Your assignment:
Go through the listing beneath and show each line containing the string "icon".

Given records:
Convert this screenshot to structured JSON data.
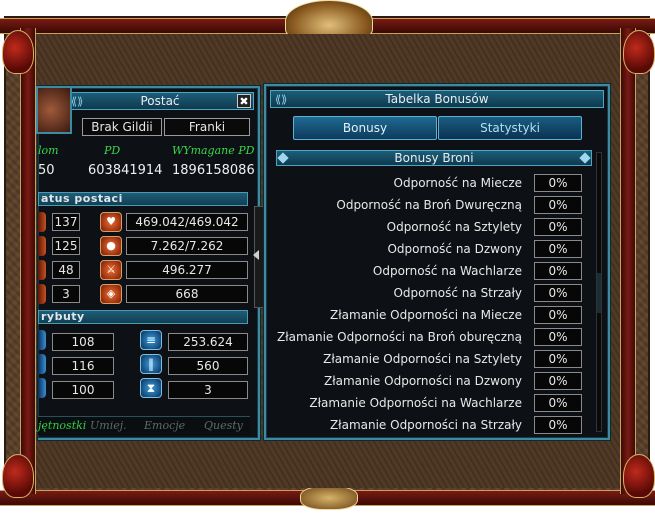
{
  "character_window": {
    "title": "Postać",
    "guild": "Brak Gildii",
    "name": "Franki",
    "labels": {
      "left": "lom",
      "middle": "PD",
      "right": "WYmagane PD"
    },
    "values": {
      "left": "50",
      "middle": "603841914",
      "right": "1896158086"
    },
    "status_header": "atus postaci",
    "status_rows": [
      {
        "left": "137",
        "right": "469.042/469.042",
        "icon": "heart-icon"
      },
      {
        "left": "125",
        "right": "7.262/7.262",
        "icon": "mana-orb-icon"
      },
      {
        "left": "48",
        "right": "496.277",
        "icon": "attack-icon"
      },
      {
        "left": "3",
        "right": "668",
        "icon": "shield-icon"
      }
    ],
    "attributes_header": "rybuty",
    "attribute_rows": [
      {
        "left": "108",
        "right": "253.624",
        "icon": "magic-attack-icon"
      },
      {
        "left": "116",
        "right": "560",
        "icon": "magic-defense-icon"
      },
      {
        "left": "100",
        "right": "3",
        "icon": "hourglass-icon"
      }
    ],
    "tabs": [
      "jętnostki",
      "Umiej.",
      "Emocje",
      "Questy"
    ],
    "active_tab": 0
  },
  "bonus_window": {
    "title": "Tabelka Bonusów",
    "tabs": [
      "Bonusy",
      "Statystyki"
    ],
    "selected_tab": 0,
    "section_title": "Bonusy Broni",
    "rows": [
      {
        "label": "Odporność na Miecze",
        "value": "0%"
      },
      {
        "label": "Odporność na Broń Dwuręczną",
        "value": "0%"
      },
      {
        "label": "Odporność na Sztylety",
        "value": "0%"
      },
      {
        "label": "Odporność na Dzwony",
        "value": "0%"
      },
      {
        "label": "Odporność na Wachlarze",
        "value": "0%"
      },
      {
        "label": "Odporność na Strzały",
        "value": "0%"
      },
      {
        "label": "Złamanie Odporności na Miecze",
        "value": "0%"
      },
      {
        "label": "Złamanie Odporności na Broń oburęczną",
        "value": "0%"
      },
      {
        "label": "Złamanie Odporności na Sztylety",
        "value": "0%"
      },
      {
        "label": "Złamanie Odporności na Dzwony",
        "value": "0%"
      },
      {
        "label": "Złamanie Odporności na Wachlarze",
        "value": "0%"
      },
      {
        "label": "Złamanie Odporności na Strzały",
        "value": "0%"
      }
    ]
  },
  "colors": {
    "accent": "#3e8aa0",
    "green_text": "#39d84a",
    "frame_red": "#7a1a14",
    "frame_gold": "#c9a25a"
  }
}
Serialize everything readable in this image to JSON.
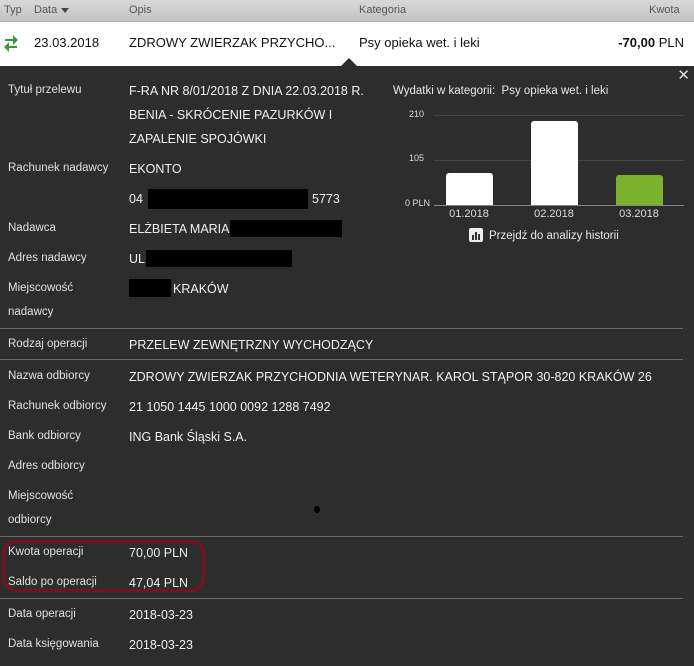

Answer area:
        "icon": "heart-icon"
        "icon": "mana-orb-icon"
        "icon": "attack-icon"
        "icon": "shield-icon"
        "icon": "magic-attack-icon"
        "icon": "magic-defense-icon"
        "icon": "hourglass-icon"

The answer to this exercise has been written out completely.